“Travelettes was the first blog to launch a flea market,” Hentschel told me from Berlin recently, “The flea market idea had this novelty aspect at the time back in 2010, so a lot of the other bloggers wrote about it. Our concept had a charity approach behind it: it was free to run a stall, as the idea was that you would use the proceeds from selling your stuff for an upcoming trip - because one argument many people have is that they don’t have money for travelling. Each stall also made cake or lemonade to sell, where the proceeds from that went to charity. This reflected positively on Travelettes, and it was a great way for us to get backlinks from large blogs who wrote about it.”
For a while, the flea market was even more well known than the Travelettes website itself, “That totally launched us - it took us from two hundred visitors a day, to legit numbers,” Hentschel told me. Travelettes has gone on to become a book, (though not a boovie, yet!) has over 350,000 monthly page impressions and partners with brands like Sony, Nissan, and Contiki.
Hentschel believes if you provide people with something for free, you will see the returns later when you have a product available to buy.

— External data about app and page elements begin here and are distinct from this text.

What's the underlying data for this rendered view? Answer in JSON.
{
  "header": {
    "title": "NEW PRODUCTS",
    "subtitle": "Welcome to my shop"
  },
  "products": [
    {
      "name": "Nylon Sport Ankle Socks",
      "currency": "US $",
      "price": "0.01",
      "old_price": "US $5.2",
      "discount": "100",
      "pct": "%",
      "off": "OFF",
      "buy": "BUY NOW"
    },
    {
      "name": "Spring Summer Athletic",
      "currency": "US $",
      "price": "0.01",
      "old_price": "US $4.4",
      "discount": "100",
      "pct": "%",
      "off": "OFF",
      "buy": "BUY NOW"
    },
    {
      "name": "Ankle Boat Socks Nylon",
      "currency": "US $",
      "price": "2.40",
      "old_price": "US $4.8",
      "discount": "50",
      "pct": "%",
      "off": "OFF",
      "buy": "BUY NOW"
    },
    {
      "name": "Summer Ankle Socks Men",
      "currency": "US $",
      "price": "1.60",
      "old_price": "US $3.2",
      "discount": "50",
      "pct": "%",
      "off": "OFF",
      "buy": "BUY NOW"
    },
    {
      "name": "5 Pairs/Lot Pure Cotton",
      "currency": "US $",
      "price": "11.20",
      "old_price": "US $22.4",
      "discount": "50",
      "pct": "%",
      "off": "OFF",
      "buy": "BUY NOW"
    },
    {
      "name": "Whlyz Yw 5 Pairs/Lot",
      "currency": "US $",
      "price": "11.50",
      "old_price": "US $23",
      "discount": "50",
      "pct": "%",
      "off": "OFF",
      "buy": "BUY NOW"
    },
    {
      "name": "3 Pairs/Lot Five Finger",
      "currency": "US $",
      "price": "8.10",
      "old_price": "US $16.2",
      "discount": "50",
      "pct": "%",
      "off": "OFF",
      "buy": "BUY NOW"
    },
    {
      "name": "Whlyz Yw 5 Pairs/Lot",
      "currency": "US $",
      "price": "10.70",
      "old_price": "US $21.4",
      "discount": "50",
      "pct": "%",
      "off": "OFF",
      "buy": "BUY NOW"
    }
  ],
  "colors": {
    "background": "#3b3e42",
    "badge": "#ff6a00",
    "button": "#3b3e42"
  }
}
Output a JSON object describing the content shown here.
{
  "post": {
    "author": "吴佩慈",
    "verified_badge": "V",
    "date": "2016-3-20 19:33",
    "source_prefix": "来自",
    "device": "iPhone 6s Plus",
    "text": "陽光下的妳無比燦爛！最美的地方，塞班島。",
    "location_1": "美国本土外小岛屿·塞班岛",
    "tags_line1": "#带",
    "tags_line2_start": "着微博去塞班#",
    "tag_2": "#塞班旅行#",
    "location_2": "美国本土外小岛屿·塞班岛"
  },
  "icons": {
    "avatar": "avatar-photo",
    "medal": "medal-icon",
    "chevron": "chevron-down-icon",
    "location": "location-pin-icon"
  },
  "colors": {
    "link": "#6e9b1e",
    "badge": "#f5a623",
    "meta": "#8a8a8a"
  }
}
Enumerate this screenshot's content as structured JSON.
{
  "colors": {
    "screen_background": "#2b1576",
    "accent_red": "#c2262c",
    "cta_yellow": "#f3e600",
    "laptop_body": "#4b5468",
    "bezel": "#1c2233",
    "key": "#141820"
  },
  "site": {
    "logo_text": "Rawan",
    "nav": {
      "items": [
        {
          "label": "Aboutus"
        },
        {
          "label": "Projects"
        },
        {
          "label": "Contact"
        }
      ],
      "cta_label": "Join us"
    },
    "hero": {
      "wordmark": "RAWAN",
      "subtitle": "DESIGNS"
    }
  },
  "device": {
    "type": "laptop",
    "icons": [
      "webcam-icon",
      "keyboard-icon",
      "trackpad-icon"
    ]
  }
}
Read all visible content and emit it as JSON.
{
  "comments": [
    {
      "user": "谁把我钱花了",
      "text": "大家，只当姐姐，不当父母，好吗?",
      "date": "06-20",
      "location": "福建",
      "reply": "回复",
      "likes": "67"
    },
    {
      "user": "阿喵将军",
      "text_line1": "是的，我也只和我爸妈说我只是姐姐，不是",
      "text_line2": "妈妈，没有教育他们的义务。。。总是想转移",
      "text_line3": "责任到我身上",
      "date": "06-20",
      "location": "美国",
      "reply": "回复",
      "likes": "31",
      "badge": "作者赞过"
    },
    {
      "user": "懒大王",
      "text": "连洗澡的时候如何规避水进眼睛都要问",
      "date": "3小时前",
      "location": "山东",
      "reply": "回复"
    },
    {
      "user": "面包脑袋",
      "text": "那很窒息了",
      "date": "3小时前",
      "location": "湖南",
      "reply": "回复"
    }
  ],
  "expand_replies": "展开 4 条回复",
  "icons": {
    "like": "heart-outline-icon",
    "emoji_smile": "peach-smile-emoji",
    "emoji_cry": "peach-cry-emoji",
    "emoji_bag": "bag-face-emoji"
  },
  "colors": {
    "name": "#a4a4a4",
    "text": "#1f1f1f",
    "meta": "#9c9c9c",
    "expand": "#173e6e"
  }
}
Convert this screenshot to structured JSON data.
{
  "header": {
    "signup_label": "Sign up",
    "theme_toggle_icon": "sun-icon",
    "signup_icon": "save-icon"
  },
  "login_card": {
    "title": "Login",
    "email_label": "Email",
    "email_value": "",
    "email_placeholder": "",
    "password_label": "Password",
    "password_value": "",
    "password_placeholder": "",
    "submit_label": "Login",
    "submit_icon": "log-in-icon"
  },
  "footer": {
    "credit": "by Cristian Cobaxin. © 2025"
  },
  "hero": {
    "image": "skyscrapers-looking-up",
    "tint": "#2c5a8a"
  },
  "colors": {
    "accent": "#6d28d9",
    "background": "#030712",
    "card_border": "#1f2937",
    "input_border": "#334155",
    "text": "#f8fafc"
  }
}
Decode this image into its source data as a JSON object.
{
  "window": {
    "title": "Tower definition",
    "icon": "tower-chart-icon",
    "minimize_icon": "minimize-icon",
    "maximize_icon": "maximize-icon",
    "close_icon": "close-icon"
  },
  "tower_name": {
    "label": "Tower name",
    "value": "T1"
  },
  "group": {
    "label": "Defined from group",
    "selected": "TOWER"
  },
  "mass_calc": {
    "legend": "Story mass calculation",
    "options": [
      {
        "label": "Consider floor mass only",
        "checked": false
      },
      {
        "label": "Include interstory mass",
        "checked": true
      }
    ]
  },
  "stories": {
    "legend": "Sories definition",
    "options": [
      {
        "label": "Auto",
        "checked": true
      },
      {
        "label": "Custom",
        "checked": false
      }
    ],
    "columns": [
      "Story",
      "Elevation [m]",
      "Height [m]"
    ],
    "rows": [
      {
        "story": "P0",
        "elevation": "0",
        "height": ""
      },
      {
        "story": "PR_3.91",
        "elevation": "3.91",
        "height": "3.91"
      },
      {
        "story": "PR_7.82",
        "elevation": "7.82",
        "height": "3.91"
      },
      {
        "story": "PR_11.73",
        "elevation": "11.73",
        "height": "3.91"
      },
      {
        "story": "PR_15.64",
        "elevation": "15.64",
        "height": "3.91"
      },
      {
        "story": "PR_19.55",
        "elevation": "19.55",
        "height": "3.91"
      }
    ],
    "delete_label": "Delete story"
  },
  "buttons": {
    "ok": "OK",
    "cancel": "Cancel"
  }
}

“Something I really like in marketing is the idea of giving,” Hentschel says, using the example of finance author Madam Moneypenny. “She gives out so much free information, and you just become obsessed with it, and get excited about getting better with your finances - how likely will you then be to purchase her €250 online course? Very likely. That’s the kind of person you want to give your money back to.”
Natascha Wegelin launched Miss Moneypenny in 2016 with the aim of guiding women to financial independence. “She built a community that is excited about her products,” Hentschel says. The Madam Moneypenny’s women only Facebook group is nearly 50,000 strong, there’s a weekly podcast, newsletter, and meetups, too. Her previous seminars and webinars have ranged in cost from under €15 for a webinar, to €699-€899 for a daily seminar. You can buy her book or e-book, too.
Think about the expertise that you have. Is that something you can share?
You can record your own webinar with a smartphone in a tidy corner of your home or using a screen recording tool like loom. E-books are easy to create with many free tools out there, and it’s a nice way to earn passive income. E-books can be used for a wide range of topics - it could be a recipes, artisan how-to’s, business advice, or photography tips. If you already have a following, you could draft a survey on your industry and publish an e-book of your results. This is something that could be picked up by the press and lead to coverage of your business.
Don’t just toot your own horn
Spending time online can sometimes feel like a one way street of sell, sell, sell.
Think about curating the content that you publish, so that it will be interesting for your followers, not just pushing sales all the time. Share articles about others: perhaps interesting updates from your industry, a jolly good meme, or a thought provoking news development. Start conversations, and engage your audience, so your feed isn’t just “please buy my stuff.” Pose questions, offer support, and share behind-the-scenes tidbits. Posting consistently will also increase the chances of your followers actually seeing your posts regularly, too.
“Our Travelettes Facebook page works so well because we share 90% outside content,” Hentschel told me, “It’s all about giving the follower the best user experience, gathering content they wouldn’t have found otherwise. That’s a very big factor in successful marketing on a budget.”
Elizabeth Rushe is a freelance writer and radio host from Ireland, based in Berlin.